▶ **MATERIAL TO PROCESS**:
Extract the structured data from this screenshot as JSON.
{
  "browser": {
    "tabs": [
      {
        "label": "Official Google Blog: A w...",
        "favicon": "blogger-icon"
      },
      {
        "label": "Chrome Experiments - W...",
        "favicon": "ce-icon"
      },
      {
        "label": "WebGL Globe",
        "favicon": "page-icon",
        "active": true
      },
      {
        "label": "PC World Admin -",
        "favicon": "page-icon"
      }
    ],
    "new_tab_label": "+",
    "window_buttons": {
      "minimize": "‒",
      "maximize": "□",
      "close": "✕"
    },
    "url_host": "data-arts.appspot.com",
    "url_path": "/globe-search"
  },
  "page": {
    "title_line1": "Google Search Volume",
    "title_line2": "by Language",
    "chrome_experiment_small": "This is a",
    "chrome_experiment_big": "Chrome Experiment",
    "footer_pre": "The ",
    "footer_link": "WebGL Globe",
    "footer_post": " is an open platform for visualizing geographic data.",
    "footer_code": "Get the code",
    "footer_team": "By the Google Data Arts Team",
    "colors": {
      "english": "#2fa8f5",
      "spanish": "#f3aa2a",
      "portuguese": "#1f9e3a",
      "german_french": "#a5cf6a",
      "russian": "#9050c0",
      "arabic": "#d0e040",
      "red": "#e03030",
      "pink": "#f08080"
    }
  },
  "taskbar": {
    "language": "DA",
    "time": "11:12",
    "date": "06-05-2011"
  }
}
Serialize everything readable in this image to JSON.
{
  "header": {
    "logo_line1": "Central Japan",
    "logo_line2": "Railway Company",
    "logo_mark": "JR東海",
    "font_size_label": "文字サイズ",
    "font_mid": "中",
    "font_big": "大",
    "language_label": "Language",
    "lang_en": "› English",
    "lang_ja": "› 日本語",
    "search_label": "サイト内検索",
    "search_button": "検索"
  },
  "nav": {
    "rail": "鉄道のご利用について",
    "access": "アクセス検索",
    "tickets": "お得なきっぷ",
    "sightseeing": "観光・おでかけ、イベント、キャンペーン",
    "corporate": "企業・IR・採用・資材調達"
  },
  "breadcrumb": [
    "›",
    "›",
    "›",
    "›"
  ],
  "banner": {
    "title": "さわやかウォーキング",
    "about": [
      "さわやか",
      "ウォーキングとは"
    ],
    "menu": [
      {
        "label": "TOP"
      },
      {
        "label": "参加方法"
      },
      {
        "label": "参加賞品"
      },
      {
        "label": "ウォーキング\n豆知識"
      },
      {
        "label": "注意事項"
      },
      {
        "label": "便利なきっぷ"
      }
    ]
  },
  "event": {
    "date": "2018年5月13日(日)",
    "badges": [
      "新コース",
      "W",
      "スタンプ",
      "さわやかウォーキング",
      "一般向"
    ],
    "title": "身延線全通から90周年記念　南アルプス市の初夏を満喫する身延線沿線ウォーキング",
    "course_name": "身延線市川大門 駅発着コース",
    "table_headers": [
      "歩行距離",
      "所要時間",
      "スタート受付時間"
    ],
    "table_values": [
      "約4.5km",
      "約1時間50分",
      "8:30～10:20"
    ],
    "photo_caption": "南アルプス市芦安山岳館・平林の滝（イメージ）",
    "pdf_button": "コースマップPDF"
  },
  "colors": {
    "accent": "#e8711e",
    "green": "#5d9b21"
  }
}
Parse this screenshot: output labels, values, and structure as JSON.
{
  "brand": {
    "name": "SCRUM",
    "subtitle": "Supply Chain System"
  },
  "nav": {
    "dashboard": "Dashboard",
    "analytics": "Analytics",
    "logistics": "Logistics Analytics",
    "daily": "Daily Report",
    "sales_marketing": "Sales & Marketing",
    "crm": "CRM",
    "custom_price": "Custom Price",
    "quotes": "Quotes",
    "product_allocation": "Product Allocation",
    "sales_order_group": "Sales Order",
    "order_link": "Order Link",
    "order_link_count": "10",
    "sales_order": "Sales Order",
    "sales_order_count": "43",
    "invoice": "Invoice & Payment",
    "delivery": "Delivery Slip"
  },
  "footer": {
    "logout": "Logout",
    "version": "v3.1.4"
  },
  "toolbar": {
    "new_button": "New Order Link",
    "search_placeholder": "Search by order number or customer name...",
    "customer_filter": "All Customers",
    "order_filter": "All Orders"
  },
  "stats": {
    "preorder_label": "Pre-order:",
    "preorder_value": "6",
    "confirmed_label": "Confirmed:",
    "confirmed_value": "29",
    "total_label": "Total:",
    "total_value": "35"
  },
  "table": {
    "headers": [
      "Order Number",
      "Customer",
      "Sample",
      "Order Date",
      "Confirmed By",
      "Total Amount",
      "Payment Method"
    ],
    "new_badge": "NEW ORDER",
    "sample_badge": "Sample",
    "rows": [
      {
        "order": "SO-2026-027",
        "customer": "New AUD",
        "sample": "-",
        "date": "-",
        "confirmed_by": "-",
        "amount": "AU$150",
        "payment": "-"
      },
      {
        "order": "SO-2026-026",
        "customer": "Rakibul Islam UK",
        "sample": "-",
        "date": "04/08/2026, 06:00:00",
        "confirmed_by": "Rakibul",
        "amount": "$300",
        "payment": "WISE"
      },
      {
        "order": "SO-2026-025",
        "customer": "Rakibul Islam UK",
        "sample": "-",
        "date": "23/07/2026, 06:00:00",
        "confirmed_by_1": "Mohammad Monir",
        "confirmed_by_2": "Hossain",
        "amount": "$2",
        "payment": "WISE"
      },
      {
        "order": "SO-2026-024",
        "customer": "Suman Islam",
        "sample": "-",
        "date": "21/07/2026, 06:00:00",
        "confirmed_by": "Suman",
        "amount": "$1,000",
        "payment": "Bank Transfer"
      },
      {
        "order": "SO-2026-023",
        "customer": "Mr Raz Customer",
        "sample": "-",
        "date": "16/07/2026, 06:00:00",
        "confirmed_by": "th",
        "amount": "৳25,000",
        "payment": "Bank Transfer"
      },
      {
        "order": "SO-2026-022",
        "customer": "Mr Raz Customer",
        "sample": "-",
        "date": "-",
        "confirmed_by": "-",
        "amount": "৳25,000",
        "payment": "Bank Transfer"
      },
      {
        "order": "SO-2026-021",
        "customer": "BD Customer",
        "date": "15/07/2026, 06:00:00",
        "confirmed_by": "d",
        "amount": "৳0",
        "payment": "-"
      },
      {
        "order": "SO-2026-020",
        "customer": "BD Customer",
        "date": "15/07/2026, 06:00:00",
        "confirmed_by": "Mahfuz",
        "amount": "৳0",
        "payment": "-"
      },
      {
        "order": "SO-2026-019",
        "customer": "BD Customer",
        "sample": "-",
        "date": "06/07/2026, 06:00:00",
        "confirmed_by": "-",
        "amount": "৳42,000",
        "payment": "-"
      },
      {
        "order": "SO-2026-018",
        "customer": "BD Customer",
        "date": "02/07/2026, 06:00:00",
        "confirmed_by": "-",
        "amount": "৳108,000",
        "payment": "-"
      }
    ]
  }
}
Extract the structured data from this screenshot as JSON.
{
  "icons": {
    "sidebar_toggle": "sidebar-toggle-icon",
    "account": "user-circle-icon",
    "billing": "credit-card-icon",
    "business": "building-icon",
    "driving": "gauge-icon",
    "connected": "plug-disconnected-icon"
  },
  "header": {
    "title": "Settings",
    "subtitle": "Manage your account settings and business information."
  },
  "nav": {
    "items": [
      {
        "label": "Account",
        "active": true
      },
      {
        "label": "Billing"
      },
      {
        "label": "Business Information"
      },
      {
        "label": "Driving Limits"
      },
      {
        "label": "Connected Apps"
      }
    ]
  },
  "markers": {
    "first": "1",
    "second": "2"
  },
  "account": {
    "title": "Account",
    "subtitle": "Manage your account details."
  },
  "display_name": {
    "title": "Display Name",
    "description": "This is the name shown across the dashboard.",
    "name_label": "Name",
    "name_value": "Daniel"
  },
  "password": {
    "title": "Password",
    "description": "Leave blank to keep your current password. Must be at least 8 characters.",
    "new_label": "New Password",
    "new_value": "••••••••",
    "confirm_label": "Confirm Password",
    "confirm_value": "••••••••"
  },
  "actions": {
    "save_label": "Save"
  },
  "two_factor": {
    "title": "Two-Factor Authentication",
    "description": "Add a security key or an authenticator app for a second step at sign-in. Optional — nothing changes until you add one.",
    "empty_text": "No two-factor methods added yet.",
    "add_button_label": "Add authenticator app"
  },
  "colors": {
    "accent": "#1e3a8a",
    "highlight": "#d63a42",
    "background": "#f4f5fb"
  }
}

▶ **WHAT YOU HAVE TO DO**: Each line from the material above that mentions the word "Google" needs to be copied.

▶ **ANSWER SPACE**:
        "label": "Official Google Blog: A w...",
    "title_line1": "Google Search Volume",
    "footer_team": "By the Google Data Arts Team",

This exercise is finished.